**WORK INSTRUCTIONS:**
Scan the data beneath this task and copy each line that includes "annotation".
■ ■ ■ ■
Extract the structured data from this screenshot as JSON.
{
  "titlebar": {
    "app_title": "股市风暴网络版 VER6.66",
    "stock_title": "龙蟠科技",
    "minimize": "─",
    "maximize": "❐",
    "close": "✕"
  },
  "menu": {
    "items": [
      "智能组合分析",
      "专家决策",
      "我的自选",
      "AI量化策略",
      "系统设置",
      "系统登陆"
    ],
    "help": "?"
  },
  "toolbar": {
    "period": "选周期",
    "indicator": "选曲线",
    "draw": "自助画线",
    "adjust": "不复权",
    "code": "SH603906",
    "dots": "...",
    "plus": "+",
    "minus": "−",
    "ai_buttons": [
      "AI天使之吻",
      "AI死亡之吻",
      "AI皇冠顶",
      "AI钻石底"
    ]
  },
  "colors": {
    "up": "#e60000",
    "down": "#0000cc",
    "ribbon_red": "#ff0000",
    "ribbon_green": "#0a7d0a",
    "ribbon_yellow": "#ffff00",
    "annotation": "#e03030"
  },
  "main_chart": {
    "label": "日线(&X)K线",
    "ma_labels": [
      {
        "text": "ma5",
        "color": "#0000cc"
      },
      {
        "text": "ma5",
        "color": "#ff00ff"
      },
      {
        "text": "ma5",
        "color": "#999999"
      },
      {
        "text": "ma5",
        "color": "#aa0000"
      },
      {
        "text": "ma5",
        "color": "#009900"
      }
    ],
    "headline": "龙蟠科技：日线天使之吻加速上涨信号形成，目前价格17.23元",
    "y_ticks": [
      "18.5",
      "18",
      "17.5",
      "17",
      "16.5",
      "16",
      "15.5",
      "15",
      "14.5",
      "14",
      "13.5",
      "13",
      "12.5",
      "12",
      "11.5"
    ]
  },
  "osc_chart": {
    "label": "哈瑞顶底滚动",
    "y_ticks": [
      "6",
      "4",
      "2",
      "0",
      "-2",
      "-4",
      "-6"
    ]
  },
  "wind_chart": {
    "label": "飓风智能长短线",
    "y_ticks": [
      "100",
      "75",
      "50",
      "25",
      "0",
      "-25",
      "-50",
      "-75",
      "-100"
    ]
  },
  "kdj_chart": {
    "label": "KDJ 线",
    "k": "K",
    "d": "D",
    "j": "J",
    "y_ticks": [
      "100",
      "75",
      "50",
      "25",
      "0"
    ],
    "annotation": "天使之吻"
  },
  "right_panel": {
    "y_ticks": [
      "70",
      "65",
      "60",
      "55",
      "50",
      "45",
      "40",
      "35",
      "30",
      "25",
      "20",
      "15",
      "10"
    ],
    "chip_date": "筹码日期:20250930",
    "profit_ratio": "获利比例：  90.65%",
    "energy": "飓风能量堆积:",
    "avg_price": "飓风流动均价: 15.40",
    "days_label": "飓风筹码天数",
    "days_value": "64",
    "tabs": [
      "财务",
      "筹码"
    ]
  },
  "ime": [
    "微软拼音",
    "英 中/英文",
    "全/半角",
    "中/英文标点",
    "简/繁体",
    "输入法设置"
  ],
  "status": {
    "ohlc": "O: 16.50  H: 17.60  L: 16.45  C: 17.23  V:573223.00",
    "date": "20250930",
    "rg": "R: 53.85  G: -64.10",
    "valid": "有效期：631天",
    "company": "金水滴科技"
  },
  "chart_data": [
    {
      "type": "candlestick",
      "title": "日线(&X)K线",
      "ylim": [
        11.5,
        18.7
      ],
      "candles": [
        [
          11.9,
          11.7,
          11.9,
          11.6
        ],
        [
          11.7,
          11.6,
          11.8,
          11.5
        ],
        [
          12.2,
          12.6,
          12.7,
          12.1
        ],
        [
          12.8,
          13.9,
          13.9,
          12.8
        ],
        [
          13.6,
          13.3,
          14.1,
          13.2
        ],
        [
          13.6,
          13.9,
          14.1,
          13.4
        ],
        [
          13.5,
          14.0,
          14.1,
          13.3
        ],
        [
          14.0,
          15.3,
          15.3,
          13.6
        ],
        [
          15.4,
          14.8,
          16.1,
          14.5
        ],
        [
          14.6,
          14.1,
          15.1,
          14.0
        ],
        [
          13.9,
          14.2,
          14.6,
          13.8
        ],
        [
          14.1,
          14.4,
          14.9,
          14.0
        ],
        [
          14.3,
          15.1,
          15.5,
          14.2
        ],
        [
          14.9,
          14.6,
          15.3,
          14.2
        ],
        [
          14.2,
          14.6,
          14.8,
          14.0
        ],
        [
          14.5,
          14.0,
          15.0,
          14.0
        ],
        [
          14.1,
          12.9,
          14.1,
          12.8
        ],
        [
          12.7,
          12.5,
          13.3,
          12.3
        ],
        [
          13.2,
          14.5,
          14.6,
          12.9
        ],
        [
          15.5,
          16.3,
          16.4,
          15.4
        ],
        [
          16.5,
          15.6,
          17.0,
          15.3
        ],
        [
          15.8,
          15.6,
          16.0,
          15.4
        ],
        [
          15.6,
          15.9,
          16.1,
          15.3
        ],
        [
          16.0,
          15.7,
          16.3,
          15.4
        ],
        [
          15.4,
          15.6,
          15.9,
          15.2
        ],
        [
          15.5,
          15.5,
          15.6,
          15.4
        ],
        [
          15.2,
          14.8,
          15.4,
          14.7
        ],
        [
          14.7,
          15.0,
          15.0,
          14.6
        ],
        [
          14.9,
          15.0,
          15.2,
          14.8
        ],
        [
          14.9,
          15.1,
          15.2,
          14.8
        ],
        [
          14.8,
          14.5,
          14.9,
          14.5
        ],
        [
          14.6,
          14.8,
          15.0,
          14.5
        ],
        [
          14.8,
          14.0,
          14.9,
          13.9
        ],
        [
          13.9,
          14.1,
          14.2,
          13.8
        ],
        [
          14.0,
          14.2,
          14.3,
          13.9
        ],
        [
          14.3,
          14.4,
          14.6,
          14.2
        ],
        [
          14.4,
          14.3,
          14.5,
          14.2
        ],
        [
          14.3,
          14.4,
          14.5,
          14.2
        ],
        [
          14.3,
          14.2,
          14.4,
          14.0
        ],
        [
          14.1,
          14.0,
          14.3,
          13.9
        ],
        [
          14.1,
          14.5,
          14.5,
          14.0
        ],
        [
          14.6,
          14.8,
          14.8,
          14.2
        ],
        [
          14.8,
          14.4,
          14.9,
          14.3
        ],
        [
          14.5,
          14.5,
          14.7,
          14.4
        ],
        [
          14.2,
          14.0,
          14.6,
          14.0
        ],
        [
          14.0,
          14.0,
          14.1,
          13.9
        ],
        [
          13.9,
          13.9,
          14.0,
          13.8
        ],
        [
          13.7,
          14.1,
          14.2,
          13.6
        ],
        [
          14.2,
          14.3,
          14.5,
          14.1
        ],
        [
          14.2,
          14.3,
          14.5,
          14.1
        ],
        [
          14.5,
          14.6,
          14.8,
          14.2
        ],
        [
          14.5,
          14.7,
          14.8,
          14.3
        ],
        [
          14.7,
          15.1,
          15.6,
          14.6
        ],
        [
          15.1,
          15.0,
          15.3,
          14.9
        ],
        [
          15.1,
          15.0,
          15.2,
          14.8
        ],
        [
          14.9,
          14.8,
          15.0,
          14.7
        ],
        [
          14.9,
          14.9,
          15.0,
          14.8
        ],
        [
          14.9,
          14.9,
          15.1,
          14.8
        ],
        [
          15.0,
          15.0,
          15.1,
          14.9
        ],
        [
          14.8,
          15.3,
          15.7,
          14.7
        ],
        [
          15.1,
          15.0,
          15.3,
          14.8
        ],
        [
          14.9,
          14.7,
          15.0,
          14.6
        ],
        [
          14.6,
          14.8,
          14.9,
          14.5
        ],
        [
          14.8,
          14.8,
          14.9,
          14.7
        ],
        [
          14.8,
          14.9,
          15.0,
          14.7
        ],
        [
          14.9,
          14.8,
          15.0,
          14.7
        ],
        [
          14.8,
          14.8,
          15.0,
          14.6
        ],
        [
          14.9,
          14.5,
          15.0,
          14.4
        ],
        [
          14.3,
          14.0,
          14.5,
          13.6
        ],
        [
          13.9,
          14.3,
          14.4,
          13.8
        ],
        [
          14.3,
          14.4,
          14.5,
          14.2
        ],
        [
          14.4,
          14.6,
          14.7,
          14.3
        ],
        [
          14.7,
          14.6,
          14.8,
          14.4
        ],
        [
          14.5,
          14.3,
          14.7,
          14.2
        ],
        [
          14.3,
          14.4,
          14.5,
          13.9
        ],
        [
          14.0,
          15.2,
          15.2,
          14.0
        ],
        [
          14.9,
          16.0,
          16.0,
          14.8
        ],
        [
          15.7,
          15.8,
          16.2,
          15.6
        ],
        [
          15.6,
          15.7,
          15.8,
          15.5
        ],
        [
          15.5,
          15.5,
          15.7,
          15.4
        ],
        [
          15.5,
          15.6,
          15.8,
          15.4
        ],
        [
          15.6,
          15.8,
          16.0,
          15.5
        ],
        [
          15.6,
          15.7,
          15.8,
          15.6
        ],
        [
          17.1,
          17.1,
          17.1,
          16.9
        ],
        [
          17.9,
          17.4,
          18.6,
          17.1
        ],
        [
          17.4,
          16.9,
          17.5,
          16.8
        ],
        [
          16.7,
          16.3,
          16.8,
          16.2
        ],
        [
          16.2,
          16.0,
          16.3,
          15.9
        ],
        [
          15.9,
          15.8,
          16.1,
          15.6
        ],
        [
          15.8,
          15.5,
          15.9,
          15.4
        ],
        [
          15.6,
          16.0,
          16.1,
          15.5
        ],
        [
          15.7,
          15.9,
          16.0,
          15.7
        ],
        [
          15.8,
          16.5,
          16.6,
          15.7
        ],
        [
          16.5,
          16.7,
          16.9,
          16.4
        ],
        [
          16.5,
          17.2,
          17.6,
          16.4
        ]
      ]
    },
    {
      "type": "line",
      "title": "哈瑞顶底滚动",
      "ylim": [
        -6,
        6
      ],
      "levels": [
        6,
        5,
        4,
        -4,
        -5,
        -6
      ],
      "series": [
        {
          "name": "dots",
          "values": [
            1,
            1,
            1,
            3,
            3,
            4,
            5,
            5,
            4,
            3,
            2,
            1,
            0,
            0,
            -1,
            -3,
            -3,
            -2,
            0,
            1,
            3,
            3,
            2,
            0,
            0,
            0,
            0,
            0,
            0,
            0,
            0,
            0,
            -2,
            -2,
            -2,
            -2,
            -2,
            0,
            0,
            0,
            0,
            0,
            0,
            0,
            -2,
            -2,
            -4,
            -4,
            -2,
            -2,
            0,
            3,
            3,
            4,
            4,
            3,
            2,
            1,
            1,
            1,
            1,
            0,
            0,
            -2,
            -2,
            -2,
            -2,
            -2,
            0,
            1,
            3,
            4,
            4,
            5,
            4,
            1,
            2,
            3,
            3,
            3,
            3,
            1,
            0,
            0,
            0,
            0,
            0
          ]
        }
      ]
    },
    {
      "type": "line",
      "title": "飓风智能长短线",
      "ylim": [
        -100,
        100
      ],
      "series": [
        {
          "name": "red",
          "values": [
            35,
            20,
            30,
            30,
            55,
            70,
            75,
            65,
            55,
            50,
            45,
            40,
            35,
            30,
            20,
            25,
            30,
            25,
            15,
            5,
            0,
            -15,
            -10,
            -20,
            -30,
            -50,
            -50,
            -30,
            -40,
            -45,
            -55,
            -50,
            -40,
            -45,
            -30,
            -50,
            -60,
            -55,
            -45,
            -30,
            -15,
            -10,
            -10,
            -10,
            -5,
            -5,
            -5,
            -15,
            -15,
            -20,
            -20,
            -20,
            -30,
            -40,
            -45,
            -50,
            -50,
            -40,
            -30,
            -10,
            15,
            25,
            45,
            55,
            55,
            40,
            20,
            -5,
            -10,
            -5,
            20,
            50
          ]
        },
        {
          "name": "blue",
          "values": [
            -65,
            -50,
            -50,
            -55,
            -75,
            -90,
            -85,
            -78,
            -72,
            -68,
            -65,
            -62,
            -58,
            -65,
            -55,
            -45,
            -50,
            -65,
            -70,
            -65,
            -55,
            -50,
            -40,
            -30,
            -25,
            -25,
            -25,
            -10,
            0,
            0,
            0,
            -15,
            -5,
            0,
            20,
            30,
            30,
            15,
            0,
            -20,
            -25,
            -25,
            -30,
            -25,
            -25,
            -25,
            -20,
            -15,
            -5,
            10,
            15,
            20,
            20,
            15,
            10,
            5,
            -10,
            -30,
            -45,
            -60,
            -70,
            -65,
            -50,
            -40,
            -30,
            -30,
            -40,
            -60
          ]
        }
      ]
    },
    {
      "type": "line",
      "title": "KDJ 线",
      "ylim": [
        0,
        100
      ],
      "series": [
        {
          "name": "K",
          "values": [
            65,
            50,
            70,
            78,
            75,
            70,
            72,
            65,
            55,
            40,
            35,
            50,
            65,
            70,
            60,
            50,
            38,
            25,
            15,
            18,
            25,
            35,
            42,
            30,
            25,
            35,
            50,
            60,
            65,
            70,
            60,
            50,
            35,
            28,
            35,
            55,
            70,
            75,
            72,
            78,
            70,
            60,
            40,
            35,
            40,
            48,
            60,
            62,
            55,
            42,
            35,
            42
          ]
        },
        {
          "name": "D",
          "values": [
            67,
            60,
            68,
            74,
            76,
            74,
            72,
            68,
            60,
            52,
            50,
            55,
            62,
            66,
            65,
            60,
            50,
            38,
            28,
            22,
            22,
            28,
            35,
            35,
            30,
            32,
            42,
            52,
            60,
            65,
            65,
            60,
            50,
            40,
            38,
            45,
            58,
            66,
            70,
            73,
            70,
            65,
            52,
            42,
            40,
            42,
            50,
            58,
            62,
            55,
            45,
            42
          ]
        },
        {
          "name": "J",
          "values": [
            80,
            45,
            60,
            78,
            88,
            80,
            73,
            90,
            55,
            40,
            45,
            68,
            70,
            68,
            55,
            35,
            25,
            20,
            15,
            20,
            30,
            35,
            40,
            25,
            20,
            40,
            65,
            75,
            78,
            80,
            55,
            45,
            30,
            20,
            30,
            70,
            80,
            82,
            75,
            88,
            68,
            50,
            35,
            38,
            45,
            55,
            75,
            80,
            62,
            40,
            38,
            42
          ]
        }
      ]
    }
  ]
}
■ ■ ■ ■
**REPLY:**
    "annotation": "#e03030"
    "annotation": "天使之吻"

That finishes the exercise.